*Exercise description:* Please copy out each line of the listing that contains the word "left".

*Exercise data:*
Start of Block

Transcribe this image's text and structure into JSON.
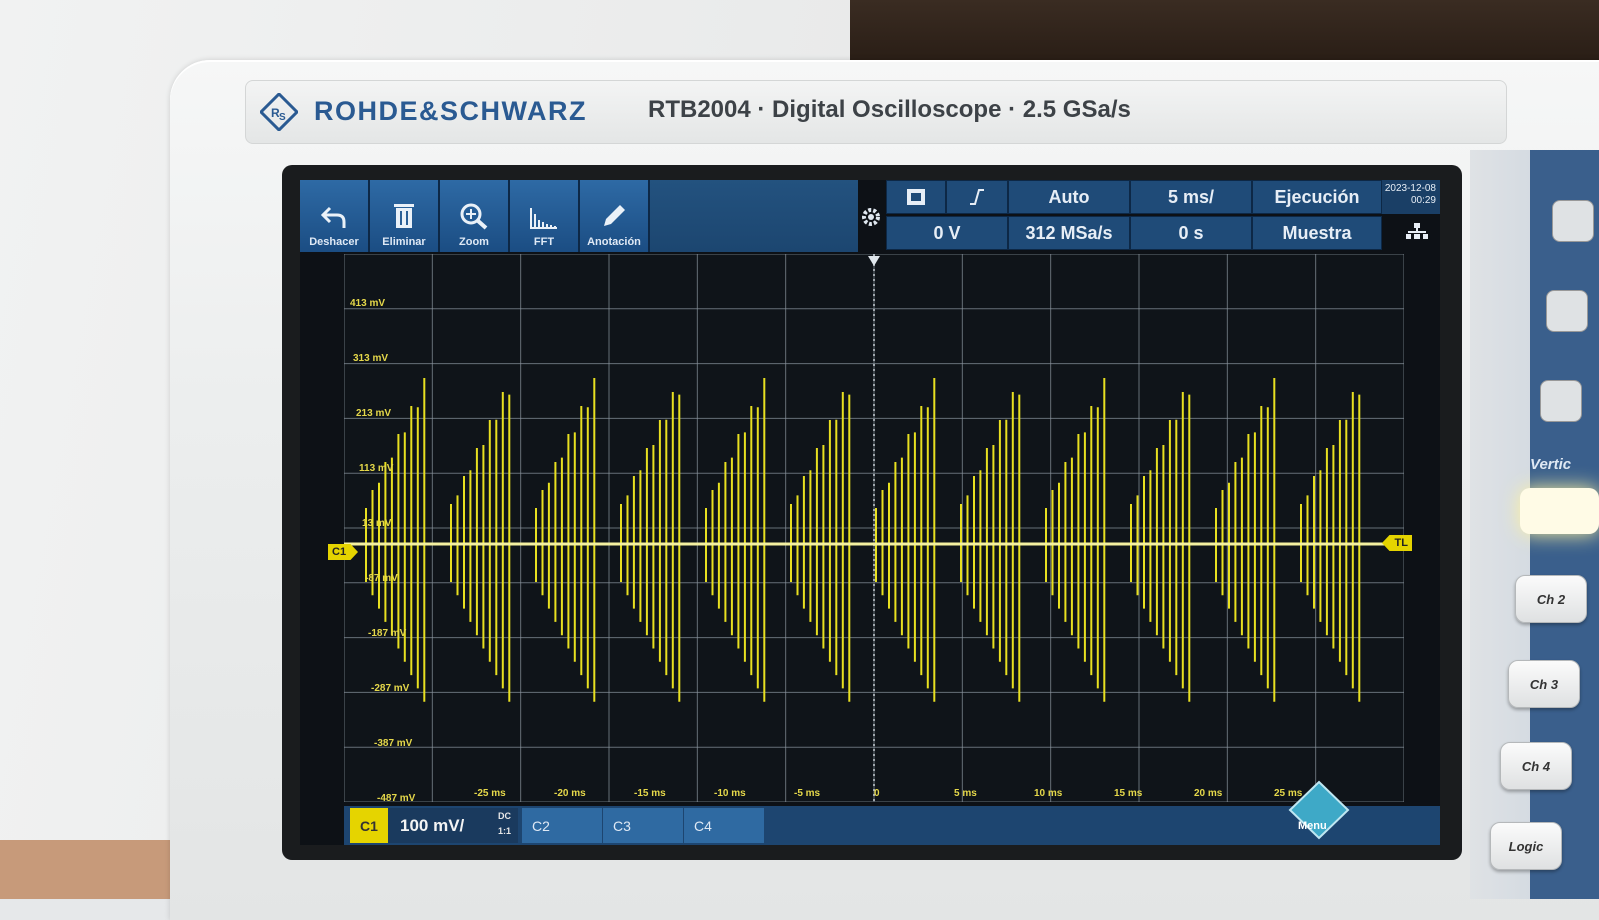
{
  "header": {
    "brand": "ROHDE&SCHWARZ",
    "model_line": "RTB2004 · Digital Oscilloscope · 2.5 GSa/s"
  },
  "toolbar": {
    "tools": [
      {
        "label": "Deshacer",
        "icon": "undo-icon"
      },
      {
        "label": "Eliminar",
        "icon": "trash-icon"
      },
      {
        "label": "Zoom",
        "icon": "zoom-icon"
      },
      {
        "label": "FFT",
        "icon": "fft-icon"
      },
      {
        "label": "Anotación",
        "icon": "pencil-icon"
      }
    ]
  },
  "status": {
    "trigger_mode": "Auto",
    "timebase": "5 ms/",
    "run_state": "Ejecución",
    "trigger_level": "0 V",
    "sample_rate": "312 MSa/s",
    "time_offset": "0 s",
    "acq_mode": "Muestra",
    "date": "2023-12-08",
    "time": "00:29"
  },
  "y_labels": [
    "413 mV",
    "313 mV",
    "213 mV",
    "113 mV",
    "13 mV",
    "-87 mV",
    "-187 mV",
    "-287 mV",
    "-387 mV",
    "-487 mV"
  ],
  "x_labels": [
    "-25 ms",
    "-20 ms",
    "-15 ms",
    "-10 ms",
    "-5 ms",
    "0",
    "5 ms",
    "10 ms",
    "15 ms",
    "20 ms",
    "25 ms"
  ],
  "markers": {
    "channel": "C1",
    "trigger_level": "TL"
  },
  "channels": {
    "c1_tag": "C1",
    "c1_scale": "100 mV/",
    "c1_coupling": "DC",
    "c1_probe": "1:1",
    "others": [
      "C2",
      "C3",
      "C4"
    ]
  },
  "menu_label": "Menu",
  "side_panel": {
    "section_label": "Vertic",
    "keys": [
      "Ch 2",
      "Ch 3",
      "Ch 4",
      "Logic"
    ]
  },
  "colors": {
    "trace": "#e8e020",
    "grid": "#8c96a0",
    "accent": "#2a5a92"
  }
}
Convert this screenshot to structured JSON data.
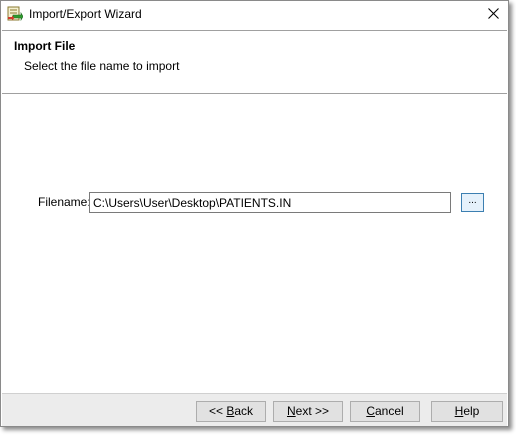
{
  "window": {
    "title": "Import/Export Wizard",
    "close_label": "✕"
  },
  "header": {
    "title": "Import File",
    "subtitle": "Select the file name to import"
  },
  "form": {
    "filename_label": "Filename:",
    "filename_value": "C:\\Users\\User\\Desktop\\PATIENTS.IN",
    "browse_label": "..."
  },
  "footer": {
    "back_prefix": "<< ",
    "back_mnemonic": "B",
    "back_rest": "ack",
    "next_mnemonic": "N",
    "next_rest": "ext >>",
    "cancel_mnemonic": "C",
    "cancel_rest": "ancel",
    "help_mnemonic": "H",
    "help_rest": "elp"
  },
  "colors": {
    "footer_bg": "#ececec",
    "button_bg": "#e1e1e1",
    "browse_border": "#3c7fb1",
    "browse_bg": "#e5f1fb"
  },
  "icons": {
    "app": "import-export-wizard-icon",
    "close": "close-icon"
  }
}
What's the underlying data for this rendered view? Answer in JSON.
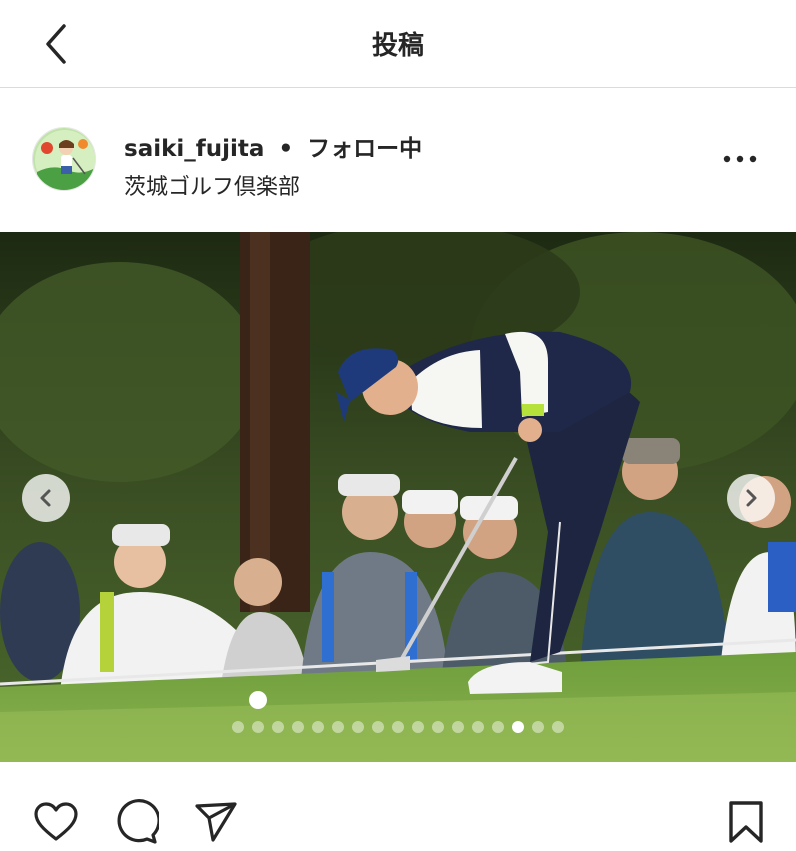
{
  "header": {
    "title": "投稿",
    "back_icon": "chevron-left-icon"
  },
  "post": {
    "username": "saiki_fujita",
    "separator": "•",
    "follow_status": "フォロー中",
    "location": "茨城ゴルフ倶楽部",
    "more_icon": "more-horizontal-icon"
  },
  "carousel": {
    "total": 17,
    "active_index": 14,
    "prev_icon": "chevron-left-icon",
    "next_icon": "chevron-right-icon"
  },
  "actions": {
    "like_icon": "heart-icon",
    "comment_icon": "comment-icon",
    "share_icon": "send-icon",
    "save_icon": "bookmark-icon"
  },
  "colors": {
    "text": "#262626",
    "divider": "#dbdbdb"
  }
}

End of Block

*Task output:*
    "back_icon": "chevron-left-icon"
    "prev_icon": "chevron-left-icon",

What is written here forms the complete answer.